The grand rabbis were very learned people. Those of the Behmoiras dynasty were better versed in Biblical, Talmudic and Kabala matters, and produced many learned writings, some of which were ultimately published. The private library of the Behmoiras dynasty was famous and contained, among precious books, many unpublished manuscripts. The grand rabbis of the Gueron dynasty were more active in communal affairs and in connections with the civil government. There were two rabbinical Beit-Din institutions at Edirne headed by the grand rabbis. The Behmoiras grand rabbis were famous for their knowledgeable solutions to religious and civil cases that arose among members of their congregations. They often had to visit the Balkan communities that were under their jurisdiction, in order to settle religious and administrative questions as well as to deliver judgments.


After Mordechai I the family was divided into what became its two principal branches. Mordechai’s eldest son, Menahem II, inherited, as we saw, the post of grand rabbi and therefore belongs to the main branch (of the grand rabbis), whereas his second son, Solomon initiated a parallel branch, which did not produce grand rabbis, but was quite important nonetheless.
Later in his life, Solomon was given a second name:  Nisim.

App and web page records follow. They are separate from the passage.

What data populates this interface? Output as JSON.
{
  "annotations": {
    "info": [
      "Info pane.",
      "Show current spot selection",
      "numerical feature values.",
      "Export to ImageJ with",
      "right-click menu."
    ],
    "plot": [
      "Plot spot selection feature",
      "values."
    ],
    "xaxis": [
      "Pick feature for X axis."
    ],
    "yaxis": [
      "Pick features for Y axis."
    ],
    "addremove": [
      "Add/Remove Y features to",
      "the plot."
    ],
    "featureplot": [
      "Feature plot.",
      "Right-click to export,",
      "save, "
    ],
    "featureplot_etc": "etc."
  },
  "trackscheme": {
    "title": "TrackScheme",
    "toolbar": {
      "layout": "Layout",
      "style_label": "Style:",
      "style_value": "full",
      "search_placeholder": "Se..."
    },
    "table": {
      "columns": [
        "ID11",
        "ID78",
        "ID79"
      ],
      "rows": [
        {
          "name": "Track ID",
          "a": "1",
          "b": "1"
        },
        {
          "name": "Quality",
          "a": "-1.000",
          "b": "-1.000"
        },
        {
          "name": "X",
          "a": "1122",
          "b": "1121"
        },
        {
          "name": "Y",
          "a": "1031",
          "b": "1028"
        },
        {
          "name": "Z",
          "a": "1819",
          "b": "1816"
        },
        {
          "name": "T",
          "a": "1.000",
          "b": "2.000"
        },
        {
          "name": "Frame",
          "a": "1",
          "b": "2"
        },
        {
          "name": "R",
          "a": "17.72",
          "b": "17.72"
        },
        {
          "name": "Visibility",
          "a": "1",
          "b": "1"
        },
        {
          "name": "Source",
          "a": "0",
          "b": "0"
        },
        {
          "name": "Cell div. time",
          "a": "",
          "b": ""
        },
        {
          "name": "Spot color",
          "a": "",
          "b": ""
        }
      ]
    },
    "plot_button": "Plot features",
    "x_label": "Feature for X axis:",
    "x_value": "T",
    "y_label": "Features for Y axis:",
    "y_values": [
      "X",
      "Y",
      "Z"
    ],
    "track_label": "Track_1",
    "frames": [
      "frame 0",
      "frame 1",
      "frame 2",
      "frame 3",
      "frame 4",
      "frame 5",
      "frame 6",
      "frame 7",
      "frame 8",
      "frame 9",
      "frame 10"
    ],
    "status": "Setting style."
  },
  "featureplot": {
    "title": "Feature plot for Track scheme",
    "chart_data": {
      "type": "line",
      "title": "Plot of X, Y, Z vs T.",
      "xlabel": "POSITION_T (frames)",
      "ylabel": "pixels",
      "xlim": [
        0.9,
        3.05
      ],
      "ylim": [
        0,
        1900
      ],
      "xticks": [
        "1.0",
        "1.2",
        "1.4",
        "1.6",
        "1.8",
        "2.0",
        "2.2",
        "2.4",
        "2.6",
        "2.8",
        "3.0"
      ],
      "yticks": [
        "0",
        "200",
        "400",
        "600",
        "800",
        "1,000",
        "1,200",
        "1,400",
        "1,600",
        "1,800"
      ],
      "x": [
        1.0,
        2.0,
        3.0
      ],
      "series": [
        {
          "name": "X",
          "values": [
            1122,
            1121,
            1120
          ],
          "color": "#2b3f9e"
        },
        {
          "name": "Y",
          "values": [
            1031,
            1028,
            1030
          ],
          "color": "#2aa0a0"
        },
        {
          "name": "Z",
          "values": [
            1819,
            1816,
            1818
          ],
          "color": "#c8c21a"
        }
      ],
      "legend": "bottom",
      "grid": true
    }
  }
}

Though he was not grand rabbi of Edirne, he was very famous for his biblical knowledge and served as a dayan of great renown. He authored important works and many letters in which he discussed halachic matters with his learned contemporaries. Solomon-Nisim died at the age of 38 in 1775.
Solomon-Nisim’s son, Simeon-Mordechai (or “Rabbi Matte Shim’on”*) visited various cities, preached and gave judgments. He died in mid life at about 1819. He had two sons: Nisim-Solomon (b. abt. 1793) and Menahem (1800-1887) whom we shall tag “Menahem IV”.
Menahem IV (or “Rabbi Divrei Menahem”*) ben Nisim-Solomon was a learned man in Talmud, excellent preacher and rabbi. People listened to his preaching in ecstasy. His renown was among Jews and non-Jews alike. His wisdom and modesty were well known. When young he was secretary in Leon Alfassa’s Bank at Edirne. His many books were burnt in the fire of 1905 in Edirne.
In 1878 he moved to Istanbul because of the Russo-Turkish war. The Jews of Edirne feared that they might suffer greatly if the Russians captured the city.
The rabbis of Istanbul received him with great honors.
In 1880 Menahem IV left for Eretz Israel and died there in 1887.
Menahem IV’s grandson was Rabbi Yomtov Behmoiram who resided in Bulgaria. He was an active Zionist leader.

* Sometimes important rabbis are commonly known by the name of their principal opus.